* _Required work_: Among the entries below, find every line that contains the string "image", then copy it.

* _Records provided_:
***

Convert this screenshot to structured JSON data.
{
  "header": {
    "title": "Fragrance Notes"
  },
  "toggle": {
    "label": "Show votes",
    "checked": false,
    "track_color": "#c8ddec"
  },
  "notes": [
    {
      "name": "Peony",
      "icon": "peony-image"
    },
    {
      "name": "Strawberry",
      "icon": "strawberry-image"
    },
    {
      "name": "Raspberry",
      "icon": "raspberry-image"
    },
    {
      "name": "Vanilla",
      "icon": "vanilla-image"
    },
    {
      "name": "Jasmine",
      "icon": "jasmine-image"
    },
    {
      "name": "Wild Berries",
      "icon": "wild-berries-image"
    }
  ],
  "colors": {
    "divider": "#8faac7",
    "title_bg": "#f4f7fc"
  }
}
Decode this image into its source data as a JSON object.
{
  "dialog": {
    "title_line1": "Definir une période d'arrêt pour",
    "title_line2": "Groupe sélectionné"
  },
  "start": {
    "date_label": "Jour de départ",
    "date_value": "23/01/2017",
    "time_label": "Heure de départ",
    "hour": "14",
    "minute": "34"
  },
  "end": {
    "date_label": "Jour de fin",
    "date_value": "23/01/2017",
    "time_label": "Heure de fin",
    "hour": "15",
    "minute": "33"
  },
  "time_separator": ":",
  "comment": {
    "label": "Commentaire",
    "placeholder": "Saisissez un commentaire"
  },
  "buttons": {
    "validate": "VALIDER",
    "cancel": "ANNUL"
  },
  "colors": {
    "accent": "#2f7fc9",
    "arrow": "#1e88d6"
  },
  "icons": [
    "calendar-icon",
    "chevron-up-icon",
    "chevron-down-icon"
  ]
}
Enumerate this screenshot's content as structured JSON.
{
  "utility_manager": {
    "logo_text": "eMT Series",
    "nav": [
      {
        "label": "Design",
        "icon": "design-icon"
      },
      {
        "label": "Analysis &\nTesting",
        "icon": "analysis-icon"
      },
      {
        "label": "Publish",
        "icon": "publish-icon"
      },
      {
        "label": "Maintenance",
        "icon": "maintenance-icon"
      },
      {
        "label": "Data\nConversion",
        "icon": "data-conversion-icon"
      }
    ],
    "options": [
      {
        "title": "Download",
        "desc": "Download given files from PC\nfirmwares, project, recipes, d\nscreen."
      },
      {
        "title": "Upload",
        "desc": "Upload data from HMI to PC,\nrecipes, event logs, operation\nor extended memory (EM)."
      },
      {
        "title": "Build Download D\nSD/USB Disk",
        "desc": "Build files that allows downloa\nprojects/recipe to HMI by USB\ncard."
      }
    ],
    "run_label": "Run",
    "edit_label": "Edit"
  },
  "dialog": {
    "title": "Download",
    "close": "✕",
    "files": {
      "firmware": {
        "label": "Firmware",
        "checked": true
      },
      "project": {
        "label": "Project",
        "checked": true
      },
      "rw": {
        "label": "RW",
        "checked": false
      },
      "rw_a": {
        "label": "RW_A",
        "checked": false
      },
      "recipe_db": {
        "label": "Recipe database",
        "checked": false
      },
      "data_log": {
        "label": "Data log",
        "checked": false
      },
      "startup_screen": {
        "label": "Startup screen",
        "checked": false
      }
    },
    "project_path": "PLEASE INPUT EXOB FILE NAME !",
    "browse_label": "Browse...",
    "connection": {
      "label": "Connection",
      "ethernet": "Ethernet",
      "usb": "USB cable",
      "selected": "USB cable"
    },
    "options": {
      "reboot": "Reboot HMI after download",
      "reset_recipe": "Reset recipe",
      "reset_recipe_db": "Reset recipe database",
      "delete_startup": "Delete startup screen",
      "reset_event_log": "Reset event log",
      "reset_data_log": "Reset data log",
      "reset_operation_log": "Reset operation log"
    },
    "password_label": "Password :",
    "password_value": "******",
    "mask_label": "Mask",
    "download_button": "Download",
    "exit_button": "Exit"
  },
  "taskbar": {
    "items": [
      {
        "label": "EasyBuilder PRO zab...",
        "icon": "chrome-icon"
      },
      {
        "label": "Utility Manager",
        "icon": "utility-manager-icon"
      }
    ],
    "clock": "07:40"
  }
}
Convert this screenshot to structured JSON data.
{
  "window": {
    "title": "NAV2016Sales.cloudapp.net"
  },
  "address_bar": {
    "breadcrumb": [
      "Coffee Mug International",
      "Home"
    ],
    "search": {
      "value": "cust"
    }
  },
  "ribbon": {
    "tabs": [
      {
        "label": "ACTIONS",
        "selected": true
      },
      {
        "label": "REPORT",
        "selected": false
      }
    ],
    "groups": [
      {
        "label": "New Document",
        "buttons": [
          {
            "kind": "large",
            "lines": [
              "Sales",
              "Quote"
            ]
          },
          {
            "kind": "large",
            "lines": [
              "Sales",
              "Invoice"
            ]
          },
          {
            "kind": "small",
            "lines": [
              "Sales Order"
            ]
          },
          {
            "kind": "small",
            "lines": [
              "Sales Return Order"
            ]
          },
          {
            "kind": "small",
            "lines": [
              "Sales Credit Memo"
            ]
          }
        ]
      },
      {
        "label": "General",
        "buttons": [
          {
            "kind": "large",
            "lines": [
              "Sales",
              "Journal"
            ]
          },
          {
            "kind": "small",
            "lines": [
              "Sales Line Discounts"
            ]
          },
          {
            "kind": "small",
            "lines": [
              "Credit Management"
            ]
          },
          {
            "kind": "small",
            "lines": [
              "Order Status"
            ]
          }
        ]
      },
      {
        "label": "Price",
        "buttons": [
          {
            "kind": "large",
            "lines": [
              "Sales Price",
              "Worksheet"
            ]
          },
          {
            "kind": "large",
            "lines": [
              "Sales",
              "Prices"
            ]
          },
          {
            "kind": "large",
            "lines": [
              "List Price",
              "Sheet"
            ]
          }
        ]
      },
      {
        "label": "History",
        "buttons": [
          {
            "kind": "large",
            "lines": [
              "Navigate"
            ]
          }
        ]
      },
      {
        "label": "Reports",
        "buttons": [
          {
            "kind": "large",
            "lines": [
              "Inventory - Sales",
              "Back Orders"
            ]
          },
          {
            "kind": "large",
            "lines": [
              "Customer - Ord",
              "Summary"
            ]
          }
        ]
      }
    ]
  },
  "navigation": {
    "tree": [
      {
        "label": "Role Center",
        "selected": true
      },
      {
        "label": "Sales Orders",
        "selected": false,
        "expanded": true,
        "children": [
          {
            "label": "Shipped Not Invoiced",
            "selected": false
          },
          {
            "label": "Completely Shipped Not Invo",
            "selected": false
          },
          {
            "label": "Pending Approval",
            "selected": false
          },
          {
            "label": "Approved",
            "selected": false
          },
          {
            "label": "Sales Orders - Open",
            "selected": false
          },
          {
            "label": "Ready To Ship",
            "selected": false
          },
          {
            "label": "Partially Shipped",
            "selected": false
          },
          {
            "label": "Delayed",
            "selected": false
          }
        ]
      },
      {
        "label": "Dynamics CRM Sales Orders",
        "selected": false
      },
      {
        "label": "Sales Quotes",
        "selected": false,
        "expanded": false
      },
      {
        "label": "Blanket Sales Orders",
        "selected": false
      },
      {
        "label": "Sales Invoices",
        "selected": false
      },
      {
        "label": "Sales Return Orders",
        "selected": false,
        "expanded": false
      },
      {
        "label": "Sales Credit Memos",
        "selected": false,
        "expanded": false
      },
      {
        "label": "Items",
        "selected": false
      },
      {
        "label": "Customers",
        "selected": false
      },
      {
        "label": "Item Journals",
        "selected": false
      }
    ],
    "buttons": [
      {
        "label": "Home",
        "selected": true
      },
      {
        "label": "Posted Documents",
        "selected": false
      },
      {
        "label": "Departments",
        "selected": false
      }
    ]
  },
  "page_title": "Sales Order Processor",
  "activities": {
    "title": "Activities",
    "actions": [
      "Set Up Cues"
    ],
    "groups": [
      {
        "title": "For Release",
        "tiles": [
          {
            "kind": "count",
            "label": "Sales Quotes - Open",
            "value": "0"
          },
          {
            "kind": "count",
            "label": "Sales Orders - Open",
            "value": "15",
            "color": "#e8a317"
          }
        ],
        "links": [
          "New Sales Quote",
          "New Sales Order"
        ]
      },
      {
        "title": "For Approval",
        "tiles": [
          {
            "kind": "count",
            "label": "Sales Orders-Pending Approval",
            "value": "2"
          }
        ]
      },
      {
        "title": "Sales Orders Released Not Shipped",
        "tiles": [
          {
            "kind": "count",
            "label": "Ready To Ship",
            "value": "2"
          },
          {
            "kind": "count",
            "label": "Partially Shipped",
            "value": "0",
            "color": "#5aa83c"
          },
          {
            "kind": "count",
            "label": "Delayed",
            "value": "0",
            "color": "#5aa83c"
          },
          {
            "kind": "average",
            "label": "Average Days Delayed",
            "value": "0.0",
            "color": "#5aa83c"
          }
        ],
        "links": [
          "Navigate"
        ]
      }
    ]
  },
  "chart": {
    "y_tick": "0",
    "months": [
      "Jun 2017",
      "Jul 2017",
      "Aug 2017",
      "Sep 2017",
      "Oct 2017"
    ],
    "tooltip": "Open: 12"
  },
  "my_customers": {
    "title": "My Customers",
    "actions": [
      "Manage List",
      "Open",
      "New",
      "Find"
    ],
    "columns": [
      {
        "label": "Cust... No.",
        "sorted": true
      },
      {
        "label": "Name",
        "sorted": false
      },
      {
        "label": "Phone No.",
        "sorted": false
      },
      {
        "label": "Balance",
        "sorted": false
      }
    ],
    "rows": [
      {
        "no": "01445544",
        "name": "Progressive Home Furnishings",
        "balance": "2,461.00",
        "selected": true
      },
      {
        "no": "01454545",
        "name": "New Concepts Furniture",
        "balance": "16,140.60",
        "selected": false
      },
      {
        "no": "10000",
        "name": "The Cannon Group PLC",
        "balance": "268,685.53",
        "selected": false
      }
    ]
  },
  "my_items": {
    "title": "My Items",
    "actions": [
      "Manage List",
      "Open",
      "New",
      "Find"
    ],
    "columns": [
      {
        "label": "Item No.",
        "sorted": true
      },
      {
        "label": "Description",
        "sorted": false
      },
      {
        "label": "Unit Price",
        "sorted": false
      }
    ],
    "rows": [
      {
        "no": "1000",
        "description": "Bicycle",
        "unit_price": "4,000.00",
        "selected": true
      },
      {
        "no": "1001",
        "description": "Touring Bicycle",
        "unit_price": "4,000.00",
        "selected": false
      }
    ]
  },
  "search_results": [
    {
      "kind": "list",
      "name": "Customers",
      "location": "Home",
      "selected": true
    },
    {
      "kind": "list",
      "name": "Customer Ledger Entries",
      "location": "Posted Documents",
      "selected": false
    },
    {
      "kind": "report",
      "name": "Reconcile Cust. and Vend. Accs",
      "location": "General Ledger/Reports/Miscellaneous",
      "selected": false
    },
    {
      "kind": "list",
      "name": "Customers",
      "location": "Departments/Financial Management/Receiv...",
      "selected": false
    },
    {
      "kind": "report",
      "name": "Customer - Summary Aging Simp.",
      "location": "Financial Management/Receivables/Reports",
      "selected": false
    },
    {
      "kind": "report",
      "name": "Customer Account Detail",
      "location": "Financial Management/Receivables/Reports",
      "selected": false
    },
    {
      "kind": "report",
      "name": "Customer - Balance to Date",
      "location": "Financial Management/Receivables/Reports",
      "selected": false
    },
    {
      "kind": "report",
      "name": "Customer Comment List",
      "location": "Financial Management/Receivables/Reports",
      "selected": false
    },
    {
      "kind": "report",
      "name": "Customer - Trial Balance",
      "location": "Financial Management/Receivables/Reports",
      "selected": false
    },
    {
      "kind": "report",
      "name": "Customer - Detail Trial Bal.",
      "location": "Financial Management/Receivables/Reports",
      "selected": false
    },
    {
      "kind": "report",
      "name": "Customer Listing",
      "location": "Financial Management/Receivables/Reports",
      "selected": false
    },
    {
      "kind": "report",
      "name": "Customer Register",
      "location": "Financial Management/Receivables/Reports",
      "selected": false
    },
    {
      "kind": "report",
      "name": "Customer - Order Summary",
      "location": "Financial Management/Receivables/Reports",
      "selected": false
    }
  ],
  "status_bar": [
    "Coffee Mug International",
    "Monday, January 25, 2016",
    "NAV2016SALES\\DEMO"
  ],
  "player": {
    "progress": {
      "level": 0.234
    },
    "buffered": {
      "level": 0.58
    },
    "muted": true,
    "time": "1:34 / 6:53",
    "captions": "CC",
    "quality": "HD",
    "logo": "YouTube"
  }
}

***

* _Response area_:
      "icon": "peony-image"
      "icon": "strawberry-image"
      "icon": "raspberry-image"
      "icon": "vanilla-image"
      "icon": "jasmine-image"
      "icon": "wild-berries-image"
Decode this image into its source data as a JSON object.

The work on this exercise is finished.